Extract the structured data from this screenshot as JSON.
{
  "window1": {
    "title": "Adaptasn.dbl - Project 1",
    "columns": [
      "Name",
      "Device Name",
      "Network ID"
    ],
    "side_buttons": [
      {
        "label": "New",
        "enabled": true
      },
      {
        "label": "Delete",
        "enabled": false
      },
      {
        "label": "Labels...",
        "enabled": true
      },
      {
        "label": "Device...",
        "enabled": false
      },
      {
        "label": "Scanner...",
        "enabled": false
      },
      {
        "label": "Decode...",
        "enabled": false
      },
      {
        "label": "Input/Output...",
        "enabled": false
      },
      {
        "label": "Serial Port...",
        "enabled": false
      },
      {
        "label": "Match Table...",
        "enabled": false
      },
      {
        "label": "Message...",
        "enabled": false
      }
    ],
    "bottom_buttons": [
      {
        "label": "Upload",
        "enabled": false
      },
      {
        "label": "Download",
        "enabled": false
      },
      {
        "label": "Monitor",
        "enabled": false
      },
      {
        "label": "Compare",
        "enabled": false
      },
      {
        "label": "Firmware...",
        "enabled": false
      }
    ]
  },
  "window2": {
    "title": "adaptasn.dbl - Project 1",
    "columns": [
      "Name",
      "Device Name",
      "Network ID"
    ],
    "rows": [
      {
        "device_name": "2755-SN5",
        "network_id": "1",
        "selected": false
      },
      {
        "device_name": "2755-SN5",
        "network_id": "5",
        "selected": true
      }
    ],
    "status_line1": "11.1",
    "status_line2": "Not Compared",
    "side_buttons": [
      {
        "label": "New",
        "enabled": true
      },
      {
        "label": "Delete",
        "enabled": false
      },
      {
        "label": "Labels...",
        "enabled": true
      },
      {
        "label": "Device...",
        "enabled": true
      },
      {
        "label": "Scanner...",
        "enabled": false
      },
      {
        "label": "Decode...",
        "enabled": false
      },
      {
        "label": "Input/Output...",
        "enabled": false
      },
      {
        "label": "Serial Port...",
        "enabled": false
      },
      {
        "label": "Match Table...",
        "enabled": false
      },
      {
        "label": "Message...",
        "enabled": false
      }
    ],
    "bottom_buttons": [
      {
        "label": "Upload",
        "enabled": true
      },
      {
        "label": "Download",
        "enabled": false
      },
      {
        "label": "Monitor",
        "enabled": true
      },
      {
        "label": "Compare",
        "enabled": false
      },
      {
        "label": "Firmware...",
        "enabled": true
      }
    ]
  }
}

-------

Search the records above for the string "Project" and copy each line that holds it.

Answer space:
    "title": "Adaptasn.dbl - Project 1",
    "title": "adaptasn.dbl - Project 1",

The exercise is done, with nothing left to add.